Restaurant Brands reports US$163M Q4 profit, narrowly tops expectations [UPDATED]
The company behind Tim Hortons reports system-wide sales growth driven by acceleration of net restaurant growth at Burger King and Popeyes, as well as its Canadian coffee and doughnut business
The parent company of Tim Hortons narrowly topped profit expectations for its fourth quarter, but touted improvement in the coffee-and-doughnut chain’s Canadian business after executives worked to mend a tumultuous relationship with some franchisees.
Restaurant Brands International Inc. said comparable sales at its Canadian Tim Hortons locations grew 2.2 per cent for the quarter ended Dec. 31, 2018 – the highest that figure has been in the last 10 quarters.
“Importantly, our momentum in the fourth quarter is an indication that the winning together plan that we developed with our franchisees in early 2018 is working,” said Daniel Schwartz, who recently stepped down as CEO to assume the executive chairman role, during a conference call with analysts Monday morning.

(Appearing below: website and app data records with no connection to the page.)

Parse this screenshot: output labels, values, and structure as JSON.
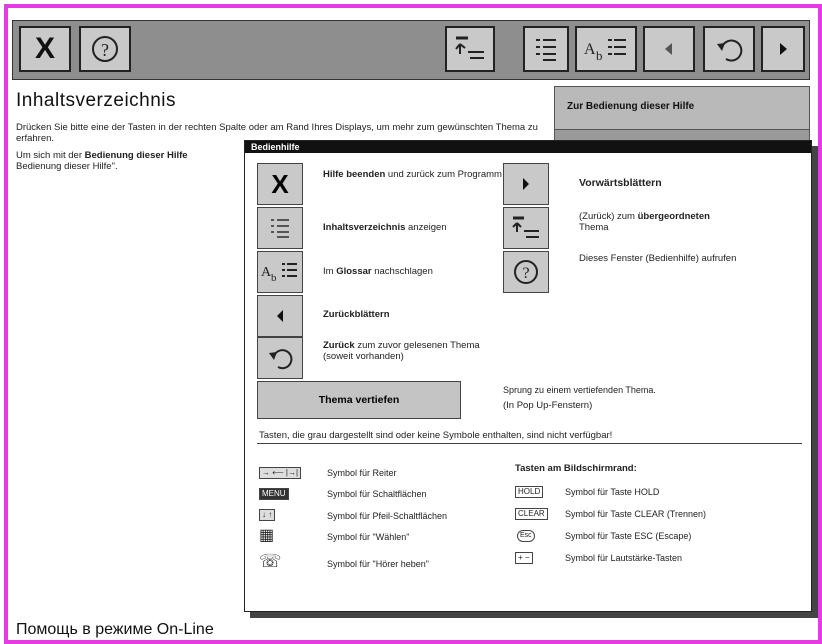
{
  "toolbar": {
    "close_icon": "X",
    "help_icon": "?"
  },
  "main": {
    "title": "Inhaltsverzeichnis",
    "intro_1": "Drücken Sie bitte eine der Tasten in der rechten Spalte oder am Rand Ihres Displays, um mehr zum gewünschten Thema zu erfahren.",
    "intro_2a": "Um sich mit der ",
    "intro_2b": "Bedienung dieser Hilfe",
    "intro_2c": " Bedienung dieser Hilfe\"."
  },
  "right_panel": {
    "label": "Zur Bedienung dieser Hilfe"
  },
  "popup": {
    "header": "Bedienhilfe",
    "items_left": [
      {
        "bold": "Hilfe beenden",
        "rest": " und zurück zum Programm"
      },
      {
        "bold": "Inhaltsverzeichnis",
        "rest": " anzeigen"
      },
      {
        "pre": "Im ",
        "bold": "Glossar",
        "rest": " nachschlagen"
      },
      {
        "bold": "Zurückblättern",
        "rest": ""
      },
      {
        "bold": "Zurück",
        "rest": " zum zuvor gelesenen Thema (soweit vorhanden)"
      }
    ],
    "items_right": [
      {
        "bold": "Vorwärtsblättern",
        "rest": ""
      },
      {
        "pre": "(Zurück) zum ",
        "bold": "übergeordneten",
        "rest": " Thema"
      },
      {
        "pre": "Dieses Fenster (Bedienhilfe) aufrufen",
        "bold": "",
        "rest": ""
      }
    ],
    "big_button": "Thema vertiefen",
    "big_button_desc_1": "Sprung zu einem vertiefenden Thema.",
    "big_button_desc_2": "(In Pop Up-Fenstern)",
    "note": "Tasten, die grau dargestellt sind oder keine Symbole enthalten, sind nicht verfügbar!",
    "legend_left": [
      {
        "sym": "→ ⟵ |→|",
        "text": "Symbol für Reiter"
      },
      {
        "sym": "MENU",
        "text": "Symbol für Schaltflächen"
      },
      {
        "sym": "↓ ↑",
        "text": "Symbol für Pfeil-Schaltflächen"
      },
      {
        "sym": "▦",
        "text": "Symbol für \"Wählen\""
      },
      {
        "sym": "☏",
        "text": "Symbol für \"Hörer heben\""
      }
    ],
    "legend_right_title": "Tasten am Bildschirmrand:",
    "legend_right": [
      {
        "sym": "HOLD",
        "text": "Symbol für Taste HOLD"
      },
      {
        "sym": "CLEAR",
        "text": "Symbol für Taste CLEAR (Trennen)"
      },
      {
        "sym": "Esc",
        "text": "Symbol für Taste ESC (Escape)"
      },
      {
        "sym": "+ −",
        "text": "Symbol für Lautstärke-Tasten"
      }
    ]
  },
  "caption": "Помощь в режиме On-Line"
}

The plan includes improving product offerings, restaurant experience and brand communication.
It came as RBI worked to overcome negative media coverage after a group of disgruntled franchisees banded together and formed the Great White North Franchisee Association to give a voice to franchisees amid alleged mismanagement.
The group filed two class-action lawsuits against its parent company, and it and RBI executives engaged in a public spat accusing each other of various misdeeds. The two sides recently made a significant step in settling the two lawsuits and expect to have a fulsome settlement agreement before a judge on March 21.
Schwartz also pointed to continued strength in breakfast foods thanks to all-day breakfast offerings, an October hockey card program and strong holiday offerings, including innovative new beverage for helping to improve results in Canada.
The company plans to continue that momentum into this year as it will roll out a new loyalty program later in 2019.
RBI tested seven markets with a number of different possible programs, said Tim Hortons president Alex Macedo in an interview. While market testing is still happening, the company’s already determined what the program will look like and plans to roll it out “soon.”
One analyst on the conference call appeared skeptical that a loyalty program would result in more purchases at Tim Hortons rather than simply giving away the product for free.
“What we want is guests feeling that they’re being rewarded for their loyalty and, at the same time, restaurant owners making more money,” said Macedo. “And the mechanic that we landed on delivers exactly on that.”
RBI’s new CEO Jose Cil later echoed that same sentiment, saying the program drove additional sales and more frequent visits during the market tests.
The company also continued to boast its international expansion plans for the brand, including planning for more than 1,500 stores in China over the next decade. Though, one analyst wondered why executives are so confident the coffee chain brand would be successful outside of Canada, where it is lesser known than at home.
“Some markets are of course doing better than others,” Cil acknowledged on the call, but said the company feels good about how consumers are engaging with the brand in all of its new markets. Tim Hortons now operates in the Philippines, the United Kingdom, Mexico and Spain. Executives say it will “soon” open its first store in China.
RBI’s adapted the brand more to local consumers’ needs and wants in those markets, he said.
It’s not had to make any changes on the beverage side as it realized its coffee drinks tend to be “global flavours,” said Macedo.
However, the company’s changed its food offerings abroad, he said, including serving quesadillas in Mexico and tostadas for breakfast in Spain.
The discussion came as RBI, which keeps its books in U.S. dollars, reported its fourth-quarter results.
The company, which also includes Burger King and Popeyes restaurants, said its profit attributable to common shareholders amounted to US$163 million or 64 cents per diluted share. That compared with a profit attributable to common shareholders of $395 million or $1.59 per diluted share in the same quarter a year earlier.
On an adjusted basis, the company earned 68 cents per share for the quarter. Analysts on average had expected a profit of 67 cents per share for the quarter, according to Thomson Reuters Eikon.
Revenue for the quarter totalled $1.39 billion, up from $1.23 billion a year ago.